       In the preceding article a unidirectional optical bus
network using doped fiber amplifiers was proposed.  In this
disclosure, we describe a variation of this scheme that uses the
bidirectional amplification capabilities of fiber amplifiers to
reduce the number of passive taps in the network by half.  This is,
however, obtained at the cost of using two transmitters and receivers
at each station.

      The architecture is shown in Fig. 1.  As in the preceding
article, a single pump source is used to pump all the doped fiber
amplifiers on the bus.  In this case, the passive taps must be
designed so that they allow the pump to go through and split only the
signals.  Otherwise, the pump will have to be filtered out at each
station.
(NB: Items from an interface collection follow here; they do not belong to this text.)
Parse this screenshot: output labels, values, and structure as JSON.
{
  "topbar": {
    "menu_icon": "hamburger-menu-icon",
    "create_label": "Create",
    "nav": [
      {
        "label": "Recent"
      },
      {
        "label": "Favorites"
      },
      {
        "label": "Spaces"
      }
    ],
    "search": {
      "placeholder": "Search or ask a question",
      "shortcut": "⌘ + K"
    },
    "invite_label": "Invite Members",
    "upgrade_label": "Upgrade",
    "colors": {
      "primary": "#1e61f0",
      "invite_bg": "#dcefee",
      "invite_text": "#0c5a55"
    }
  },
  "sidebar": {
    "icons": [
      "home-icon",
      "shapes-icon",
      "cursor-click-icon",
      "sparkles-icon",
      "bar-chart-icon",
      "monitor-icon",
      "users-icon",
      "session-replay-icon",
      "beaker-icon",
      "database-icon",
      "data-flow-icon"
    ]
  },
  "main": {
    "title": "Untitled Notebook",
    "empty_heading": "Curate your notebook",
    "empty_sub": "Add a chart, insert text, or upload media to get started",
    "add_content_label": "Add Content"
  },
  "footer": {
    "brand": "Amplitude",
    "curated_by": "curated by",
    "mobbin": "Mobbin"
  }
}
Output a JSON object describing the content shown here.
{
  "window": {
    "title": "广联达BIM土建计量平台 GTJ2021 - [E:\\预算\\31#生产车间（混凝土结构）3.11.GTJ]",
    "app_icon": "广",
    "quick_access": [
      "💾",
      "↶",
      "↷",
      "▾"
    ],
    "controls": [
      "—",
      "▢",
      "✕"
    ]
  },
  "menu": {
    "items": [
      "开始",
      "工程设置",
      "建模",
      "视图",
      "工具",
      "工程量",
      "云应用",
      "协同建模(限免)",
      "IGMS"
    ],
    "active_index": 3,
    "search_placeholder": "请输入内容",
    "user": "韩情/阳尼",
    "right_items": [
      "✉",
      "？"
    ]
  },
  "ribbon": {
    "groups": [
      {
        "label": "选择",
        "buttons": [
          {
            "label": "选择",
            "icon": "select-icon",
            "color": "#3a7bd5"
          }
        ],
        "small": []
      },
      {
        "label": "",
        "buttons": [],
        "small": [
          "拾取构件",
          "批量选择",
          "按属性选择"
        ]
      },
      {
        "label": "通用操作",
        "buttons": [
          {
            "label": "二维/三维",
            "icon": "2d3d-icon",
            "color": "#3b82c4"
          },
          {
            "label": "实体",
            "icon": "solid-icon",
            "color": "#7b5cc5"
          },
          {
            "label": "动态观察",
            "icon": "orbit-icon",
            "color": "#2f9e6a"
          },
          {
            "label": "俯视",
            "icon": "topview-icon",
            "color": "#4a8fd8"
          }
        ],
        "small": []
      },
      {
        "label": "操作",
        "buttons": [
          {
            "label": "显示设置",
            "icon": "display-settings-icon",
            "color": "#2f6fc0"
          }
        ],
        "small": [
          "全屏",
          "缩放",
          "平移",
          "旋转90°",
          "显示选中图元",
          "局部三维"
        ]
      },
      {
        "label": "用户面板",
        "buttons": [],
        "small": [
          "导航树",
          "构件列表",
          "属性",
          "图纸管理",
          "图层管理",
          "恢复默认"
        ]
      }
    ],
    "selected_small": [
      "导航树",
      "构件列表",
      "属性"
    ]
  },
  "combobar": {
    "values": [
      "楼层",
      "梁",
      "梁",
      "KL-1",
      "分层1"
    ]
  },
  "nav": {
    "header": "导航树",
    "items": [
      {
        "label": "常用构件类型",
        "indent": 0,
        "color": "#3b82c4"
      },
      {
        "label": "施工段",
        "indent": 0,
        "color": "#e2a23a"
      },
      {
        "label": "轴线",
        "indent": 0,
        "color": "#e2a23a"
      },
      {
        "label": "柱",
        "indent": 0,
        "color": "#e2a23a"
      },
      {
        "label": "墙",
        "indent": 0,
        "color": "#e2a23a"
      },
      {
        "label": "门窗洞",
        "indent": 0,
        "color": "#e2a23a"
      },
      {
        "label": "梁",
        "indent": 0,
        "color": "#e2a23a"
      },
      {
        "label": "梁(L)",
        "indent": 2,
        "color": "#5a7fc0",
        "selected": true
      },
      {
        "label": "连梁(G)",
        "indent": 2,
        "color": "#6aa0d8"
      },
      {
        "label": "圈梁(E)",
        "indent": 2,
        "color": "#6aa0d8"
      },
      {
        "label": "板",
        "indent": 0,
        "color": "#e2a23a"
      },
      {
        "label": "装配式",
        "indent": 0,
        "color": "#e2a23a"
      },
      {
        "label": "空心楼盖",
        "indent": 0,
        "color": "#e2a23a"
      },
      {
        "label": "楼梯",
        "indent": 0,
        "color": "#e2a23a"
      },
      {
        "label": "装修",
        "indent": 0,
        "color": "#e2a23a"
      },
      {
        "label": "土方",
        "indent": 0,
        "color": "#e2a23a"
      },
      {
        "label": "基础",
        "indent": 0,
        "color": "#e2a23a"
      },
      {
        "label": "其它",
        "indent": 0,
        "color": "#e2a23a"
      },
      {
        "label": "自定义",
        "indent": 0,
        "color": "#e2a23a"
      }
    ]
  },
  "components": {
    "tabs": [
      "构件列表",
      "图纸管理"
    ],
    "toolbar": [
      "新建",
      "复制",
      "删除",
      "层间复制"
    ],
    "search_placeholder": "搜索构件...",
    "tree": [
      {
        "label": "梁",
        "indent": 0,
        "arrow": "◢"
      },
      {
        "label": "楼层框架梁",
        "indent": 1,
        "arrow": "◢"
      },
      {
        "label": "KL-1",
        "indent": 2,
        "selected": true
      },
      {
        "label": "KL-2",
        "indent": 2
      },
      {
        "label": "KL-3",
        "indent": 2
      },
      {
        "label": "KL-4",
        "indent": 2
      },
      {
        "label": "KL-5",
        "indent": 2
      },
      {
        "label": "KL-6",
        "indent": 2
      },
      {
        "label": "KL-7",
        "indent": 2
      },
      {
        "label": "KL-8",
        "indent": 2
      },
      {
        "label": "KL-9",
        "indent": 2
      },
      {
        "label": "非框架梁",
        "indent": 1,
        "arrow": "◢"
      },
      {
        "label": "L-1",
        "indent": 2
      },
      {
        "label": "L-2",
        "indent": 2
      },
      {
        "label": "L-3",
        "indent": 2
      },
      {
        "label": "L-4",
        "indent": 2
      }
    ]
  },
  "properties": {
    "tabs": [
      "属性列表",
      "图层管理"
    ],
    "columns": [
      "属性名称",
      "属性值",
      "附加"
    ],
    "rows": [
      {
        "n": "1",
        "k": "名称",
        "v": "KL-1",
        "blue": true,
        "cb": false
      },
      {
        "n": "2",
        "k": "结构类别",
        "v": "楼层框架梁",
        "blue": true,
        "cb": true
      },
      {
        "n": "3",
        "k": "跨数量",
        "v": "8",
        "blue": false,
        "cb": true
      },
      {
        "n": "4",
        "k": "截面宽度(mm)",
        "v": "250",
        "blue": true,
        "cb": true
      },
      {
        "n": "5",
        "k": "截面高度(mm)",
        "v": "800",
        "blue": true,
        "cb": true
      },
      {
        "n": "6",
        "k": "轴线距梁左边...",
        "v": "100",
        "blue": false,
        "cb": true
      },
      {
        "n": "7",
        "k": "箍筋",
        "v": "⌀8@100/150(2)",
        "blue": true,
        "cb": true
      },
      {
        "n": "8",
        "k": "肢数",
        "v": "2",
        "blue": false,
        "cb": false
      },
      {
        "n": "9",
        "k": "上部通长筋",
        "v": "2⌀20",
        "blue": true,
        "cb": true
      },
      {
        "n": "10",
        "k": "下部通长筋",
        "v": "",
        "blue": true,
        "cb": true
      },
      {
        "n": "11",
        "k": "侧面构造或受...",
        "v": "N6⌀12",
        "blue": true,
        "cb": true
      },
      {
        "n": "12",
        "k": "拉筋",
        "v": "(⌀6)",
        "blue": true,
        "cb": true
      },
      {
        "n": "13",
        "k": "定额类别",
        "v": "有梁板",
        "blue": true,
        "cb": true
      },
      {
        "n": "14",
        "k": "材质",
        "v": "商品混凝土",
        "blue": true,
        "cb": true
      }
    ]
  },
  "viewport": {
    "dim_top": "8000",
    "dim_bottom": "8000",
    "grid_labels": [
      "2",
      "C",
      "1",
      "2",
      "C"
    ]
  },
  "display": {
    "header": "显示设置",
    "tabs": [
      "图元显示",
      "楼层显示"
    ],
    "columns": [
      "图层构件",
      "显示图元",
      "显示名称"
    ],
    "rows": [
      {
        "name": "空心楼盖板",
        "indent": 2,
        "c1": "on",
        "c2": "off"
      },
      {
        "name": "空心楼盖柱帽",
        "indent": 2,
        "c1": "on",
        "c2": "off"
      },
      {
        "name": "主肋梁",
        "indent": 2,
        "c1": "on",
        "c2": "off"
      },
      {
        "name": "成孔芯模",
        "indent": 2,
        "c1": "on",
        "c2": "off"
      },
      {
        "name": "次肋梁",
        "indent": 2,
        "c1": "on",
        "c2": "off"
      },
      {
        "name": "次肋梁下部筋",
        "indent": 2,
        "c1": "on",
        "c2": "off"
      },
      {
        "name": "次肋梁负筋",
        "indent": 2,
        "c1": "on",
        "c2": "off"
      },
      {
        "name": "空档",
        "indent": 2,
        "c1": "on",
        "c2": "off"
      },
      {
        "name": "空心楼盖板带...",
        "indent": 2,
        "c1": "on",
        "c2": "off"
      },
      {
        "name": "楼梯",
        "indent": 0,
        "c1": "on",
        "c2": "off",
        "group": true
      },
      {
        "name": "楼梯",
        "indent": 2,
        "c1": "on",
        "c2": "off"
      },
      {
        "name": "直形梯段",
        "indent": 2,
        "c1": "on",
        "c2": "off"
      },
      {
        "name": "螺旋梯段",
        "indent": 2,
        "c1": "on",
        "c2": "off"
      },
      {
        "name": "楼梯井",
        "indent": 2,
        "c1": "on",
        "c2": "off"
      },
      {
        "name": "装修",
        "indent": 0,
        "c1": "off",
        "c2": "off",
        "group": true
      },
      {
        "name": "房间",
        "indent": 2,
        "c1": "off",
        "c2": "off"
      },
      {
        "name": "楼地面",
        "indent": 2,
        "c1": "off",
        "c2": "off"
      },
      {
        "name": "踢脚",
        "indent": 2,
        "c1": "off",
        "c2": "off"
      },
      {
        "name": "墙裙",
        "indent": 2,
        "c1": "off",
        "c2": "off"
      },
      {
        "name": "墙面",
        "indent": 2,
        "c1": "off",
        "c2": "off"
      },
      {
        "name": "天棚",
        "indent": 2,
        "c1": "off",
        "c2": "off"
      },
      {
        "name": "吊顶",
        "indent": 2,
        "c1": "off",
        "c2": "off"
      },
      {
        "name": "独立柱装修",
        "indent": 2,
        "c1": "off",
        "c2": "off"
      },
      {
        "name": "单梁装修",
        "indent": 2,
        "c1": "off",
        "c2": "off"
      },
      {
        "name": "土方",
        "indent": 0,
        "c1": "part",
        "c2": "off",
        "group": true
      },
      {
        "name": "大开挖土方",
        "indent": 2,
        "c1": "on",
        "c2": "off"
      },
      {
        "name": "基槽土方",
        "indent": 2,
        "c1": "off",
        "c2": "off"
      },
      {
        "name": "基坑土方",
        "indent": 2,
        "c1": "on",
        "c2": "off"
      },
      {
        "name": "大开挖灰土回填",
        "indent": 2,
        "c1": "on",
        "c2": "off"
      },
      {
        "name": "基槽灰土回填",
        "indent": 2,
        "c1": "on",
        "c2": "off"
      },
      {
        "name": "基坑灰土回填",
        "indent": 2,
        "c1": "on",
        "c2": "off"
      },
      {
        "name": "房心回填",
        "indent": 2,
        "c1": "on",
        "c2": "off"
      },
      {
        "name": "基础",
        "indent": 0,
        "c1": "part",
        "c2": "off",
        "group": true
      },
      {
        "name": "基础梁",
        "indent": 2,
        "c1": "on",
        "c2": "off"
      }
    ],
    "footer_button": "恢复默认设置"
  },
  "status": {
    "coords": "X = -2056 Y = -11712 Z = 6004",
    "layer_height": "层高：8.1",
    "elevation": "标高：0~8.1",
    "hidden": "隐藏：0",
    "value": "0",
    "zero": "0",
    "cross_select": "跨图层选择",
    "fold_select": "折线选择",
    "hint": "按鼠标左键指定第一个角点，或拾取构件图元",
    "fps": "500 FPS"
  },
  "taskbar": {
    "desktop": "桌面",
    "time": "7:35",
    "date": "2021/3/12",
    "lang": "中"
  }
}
      Each station has two transmitters, transmitting at wavelengths
g1 and g2, as shown in the figure. Wavelength g1 is used for
transmitting to stations towards the right of the bus and g2 for
transmitting to stations towards the left of the bus.  Similarly, two
receivers are required for receiving transmissions from either side
of the bus.  The two wavelengths are separated within the station by
using wavelength- sensitive directional couplers.

      The advantages of this scheme are as follows:
1.   The bidirectional bus topology enables a larger number of
stations to be supported than a unidirectional bus for the same power
budget...